Sandro Magister undrer på om dette valget kan si noe om de amerikanske biskopenes syn på pave Frans – for ingen av pavens favoritter ble valgt – og skriver i dag:
Seven days after the election of Donald Trump to the presidency, the more than two hundred bishops of the United States also went to vote. To elect the one who will preside over them for the next three years.
A vote to which they came “as for a referendum on Pope Francis,” in the plain statement of John L. Allen, the top vaticanista in the United States.
And indeed it was a bit like this, even if the new president, Cardinal Daniel N. DiNardo, immediately made a point of saying that it is “crazy” even to think that he is (not) on the side of this pope, who is “doing some marvelous things for the Church.”
The fact is that when Francis visited the United States, in September of 2015, he ordered the bishops to change course and get into step with him. Enough with “preaching complicated doctrines,” with the “harsh and divisive language,” with “making the cross a banner of worldly struggles.”
Yes, instead, to the “culture of encounter,” the only one capable of transforming the Church of the United States into “a humble home fire which attracts men and women through the attractive light and warmth of love.”
Jorge Mario Bergoglio accompanied these peremptory guidelines with a series of appointments of bishops close to his way of seeing things, in the first place that of Blase J. Cupich as archbishop of Chicago, who on November 19 will also be made a cardinal.
But when, as is the practice in the months leading up to the election of the episcopal conference leadership, each bishop wrote his five top names on a form, only one of the ten most voted for – and as a result designated as official candidates for the presidency and vice-presidency – was a favorite of Bergoglio’s, Santa Fe archbishop John C. Wester. …
At the national level, it’s difficult not to see the election of a Mexican-born Hispanic as vice president of the U.S. bishops’ conference as a statement of defiance directed at the new Trump administration. In terms of church politics, it’s also tempting to see the choice of a more theologically conservative figure as a corrective to progressive tendencies under Pope Francis. …

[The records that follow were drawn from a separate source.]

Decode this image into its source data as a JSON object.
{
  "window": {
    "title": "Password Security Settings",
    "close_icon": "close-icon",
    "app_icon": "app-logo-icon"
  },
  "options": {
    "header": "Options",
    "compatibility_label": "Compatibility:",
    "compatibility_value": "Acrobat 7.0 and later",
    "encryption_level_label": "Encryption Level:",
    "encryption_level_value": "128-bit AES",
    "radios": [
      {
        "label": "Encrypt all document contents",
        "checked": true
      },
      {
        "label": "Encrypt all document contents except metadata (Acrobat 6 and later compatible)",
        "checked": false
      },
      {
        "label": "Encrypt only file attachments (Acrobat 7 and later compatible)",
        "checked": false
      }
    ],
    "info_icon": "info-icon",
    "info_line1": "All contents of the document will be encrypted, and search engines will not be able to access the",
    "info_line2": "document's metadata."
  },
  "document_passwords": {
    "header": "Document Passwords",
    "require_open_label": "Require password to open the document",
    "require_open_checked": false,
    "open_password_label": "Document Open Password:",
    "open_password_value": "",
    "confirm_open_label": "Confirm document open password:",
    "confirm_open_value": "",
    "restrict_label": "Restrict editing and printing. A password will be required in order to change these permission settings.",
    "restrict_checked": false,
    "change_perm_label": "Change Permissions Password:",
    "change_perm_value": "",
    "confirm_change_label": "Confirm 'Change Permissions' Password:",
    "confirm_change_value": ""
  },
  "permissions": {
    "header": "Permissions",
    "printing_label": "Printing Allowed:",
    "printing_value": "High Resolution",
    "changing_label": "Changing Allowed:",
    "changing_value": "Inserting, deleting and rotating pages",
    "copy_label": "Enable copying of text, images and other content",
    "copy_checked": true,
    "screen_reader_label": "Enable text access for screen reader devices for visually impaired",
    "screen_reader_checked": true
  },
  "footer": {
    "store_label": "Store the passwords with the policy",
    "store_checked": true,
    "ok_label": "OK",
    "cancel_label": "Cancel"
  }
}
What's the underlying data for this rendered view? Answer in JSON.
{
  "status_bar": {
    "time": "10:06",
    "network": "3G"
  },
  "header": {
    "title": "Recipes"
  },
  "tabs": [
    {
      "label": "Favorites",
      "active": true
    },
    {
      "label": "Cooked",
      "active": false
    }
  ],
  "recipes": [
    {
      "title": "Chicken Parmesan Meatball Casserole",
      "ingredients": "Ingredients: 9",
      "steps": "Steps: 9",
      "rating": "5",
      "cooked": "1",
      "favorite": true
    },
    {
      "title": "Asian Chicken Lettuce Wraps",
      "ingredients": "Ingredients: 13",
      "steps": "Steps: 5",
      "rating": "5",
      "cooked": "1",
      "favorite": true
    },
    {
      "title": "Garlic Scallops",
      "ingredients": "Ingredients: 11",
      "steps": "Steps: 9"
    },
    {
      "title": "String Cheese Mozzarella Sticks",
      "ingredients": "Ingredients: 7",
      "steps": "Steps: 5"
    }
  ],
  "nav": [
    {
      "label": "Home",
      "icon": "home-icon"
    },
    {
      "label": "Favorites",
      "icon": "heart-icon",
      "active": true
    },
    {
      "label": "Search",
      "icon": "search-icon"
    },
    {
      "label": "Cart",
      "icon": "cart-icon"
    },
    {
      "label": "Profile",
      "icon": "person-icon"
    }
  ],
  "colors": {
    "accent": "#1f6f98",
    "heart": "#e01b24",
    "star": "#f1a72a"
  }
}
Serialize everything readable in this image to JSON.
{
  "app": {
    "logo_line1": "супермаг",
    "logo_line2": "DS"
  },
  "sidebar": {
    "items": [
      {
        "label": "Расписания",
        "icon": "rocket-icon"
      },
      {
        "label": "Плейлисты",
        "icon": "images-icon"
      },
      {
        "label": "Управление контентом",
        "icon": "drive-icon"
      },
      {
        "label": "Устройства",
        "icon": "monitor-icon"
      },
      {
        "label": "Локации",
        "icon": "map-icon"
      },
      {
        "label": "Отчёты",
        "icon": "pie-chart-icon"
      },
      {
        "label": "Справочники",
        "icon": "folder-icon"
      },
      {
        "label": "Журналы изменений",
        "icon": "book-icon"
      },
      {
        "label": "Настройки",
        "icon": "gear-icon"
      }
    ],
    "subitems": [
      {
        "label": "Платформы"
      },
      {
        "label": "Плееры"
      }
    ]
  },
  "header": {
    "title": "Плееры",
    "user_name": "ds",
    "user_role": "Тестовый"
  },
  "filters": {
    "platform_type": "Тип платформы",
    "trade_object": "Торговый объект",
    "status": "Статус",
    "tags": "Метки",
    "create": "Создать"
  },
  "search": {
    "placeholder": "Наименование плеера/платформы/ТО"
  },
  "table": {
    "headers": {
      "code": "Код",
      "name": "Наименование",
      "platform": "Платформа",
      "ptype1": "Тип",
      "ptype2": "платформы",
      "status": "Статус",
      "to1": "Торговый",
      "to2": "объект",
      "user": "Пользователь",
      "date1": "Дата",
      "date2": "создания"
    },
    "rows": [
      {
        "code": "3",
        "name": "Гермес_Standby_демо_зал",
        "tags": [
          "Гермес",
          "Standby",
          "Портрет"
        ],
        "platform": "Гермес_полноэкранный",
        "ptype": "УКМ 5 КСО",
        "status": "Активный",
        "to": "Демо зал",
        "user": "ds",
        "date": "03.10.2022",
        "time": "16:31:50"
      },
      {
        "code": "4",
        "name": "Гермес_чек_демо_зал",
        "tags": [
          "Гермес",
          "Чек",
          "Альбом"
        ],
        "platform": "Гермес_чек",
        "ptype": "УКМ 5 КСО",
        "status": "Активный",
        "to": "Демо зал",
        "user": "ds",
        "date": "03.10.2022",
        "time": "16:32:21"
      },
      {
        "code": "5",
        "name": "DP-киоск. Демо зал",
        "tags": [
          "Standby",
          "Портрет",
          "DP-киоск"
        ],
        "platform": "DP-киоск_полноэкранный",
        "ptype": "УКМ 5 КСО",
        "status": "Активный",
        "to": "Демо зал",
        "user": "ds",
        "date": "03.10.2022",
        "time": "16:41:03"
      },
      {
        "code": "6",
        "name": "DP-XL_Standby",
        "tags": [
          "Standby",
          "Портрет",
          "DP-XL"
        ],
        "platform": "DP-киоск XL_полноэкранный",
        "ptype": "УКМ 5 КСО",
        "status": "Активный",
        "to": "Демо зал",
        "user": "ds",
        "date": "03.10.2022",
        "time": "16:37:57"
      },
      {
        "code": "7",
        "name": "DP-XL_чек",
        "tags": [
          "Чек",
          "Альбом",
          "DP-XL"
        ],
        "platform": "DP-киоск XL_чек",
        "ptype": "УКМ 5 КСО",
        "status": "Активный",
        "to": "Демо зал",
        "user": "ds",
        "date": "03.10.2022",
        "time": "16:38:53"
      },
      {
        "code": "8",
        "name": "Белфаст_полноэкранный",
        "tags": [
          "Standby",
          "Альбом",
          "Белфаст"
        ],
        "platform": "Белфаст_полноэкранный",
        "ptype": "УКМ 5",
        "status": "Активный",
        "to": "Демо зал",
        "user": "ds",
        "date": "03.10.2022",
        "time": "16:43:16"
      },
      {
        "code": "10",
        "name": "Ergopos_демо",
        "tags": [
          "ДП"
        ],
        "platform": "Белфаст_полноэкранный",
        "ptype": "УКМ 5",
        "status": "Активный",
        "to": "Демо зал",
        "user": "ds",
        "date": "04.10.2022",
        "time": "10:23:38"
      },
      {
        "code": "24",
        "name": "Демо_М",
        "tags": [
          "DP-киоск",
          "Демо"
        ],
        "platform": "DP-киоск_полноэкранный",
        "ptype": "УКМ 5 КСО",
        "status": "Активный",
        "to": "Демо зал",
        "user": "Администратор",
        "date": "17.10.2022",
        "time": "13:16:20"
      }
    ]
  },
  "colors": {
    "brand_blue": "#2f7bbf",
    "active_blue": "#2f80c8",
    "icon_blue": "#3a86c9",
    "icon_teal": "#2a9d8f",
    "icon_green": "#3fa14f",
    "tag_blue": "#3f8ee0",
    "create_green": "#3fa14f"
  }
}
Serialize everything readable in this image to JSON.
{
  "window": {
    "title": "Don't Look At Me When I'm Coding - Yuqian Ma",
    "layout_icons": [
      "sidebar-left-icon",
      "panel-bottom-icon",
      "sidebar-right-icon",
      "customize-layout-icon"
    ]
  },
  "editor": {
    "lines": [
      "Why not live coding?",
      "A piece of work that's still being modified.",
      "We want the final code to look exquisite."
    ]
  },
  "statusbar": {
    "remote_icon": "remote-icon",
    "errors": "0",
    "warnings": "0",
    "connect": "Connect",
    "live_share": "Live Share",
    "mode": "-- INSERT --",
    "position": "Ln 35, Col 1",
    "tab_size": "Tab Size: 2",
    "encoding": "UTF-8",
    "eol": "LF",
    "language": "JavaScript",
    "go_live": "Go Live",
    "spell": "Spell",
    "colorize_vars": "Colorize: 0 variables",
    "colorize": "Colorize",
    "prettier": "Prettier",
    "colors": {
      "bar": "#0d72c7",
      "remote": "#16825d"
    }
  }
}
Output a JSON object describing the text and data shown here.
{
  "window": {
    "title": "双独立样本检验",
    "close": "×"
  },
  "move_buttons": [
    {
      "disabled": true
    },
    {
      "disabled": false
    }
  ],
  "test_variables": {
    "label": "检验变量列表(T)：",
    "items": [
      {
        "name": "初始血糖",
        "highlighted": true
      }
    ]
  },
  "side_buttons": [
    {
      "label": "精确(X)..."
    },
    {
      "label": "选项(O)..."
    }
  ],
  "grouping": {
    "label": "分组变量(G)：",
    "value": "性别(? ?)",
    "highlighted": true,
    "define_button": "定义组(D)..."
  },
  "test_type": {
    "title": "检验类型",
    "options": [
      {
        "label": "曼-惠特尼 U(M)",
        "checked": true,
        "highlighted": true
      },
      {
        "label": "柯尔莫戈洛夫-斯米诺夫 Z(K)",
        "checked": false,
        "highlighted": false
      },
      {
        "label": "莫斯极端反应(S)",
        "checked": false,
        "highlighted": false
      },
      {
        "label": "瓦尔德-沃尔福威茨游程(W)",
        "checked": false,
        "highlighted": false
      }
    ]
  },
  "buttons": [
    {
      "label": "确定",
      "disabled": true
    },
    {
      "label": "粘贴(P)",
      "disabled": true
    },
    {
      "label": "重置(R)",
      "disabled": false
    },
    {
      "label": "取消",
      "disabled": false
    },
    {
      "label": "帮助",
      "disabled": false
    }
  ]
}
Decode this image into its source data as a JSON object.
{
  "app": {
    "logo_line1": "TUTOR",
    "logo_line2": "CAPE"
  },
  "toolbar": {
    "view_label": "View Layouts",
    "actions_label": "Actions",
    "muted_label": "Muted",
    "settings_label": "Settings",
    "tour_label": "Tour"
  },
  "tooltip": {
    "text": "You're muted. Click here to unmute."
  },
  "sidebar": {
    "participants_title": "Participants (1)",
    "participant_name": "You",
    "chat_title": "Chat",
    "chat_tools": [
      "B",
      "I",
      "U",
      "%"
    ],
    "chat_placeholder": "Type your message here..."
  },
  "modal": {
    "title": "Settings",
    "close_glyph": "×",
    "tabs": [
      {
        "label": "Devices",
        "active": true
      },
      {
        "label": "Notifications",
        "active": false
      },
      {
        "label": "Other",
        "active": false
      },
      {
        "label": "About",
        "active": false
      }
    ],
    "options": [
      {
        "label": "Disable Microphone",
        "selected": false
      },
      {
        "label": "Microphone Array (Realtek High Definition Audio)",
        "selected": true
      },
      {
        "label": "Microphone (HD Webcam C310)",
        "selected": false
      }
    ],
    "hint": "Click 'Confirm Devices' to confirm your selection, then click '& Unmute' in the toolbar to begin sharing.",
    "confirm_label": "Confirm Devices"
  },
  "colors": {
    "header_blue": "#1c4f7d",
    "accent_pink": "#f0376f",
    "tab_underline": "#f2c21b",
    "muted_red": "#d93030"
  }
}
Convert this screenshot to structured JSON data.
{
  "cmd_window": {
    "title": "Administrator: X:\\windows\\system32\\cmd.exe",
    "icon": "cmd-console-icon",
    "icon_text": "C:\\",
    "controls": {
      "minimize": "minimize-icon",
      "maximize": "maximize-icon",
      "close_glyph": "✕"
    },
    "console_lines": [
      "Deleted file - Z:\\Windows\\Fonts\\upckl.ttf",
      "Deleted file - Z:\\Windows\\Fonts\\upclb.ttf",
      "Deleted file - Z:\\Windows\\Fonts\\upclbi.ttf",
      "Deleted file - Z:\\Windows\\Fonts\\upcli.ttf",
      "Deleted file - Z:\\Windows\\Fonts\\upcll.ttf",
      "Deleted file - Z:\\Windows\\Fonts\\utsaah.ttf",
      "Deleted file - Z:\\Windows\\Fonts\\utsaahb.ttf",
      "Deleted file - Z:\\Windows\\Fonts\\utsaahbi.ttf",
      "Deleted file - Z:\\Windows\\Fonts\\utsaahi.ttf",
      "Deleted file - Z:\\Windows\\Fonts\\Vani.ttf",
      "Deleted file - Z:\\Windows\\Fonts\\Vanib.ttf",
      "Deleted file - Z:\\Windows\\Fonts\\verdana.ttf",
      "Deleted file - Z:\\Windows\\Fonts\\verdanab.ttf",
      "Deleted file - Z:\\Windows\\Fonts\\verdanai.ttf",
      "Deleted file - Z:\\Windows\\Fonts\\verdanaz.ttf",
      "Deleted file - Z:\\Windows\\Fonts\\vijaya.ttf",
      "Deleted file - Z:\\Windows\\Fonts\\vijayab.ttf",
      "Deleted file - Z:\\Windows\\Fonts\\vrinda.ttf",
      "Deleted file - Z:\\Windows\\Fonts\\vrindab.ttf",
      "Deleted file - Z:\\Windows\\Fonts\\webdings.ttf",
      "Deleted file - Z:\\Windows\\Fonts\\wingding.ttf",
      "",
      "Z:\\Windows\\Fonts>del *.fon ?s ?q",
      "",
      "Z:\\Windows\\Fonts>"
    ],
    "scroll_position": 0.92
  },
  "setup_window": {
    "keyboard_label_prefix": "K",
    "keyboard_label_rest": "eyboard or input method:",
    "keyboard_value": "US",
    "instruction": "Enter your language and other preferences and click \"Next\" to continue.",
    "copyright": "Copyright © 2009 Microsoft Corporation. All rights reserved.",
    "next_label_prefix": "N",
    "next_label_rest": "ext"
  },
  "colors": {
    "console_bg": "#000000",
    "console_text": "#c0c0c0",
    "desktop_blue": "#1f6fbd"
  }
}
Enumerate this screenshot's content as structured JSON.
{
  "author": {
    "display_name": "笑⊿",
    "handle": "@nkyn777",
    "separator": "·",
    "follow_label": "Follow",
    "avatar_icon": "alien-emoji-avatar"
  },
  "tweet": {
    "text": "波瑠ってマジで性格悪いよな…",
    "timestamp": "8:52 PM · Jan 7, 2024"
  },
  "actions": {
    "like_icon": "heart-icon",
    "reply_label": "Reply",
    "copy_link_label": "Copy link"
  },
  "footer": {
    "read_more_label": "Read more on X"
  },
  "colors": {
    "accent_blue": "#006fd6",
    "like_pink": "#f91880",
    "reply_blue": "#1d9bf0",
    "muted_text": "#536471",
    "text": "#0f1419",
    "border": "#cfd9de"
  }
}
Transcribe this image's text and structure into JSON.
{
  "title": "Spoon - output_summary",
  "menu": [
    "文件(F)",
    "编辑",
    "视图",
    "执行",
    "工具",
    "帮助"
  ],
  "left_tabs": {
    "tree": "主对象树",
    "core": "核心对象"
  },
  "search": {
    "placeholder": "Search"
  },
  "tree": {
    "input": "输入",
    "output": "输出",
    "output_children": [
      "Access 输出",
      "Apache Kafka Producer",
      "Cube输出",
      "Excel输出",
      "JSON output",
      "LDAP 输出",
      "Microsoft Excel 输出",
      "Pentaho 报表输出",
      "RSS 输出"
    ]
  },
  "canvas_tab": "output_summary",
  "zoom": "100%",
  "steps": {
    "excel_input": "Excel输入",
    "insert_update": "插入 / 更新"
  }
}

… Archbishop José Gomez of Los Angeles says reading his election as vice president of the U.S. bishops’ conference as a referendum on either Donald Trump or Pope Francis is wrong. Instead, he said, it’s a statement about the Hispanic presence in the United States and in the American Catholic church.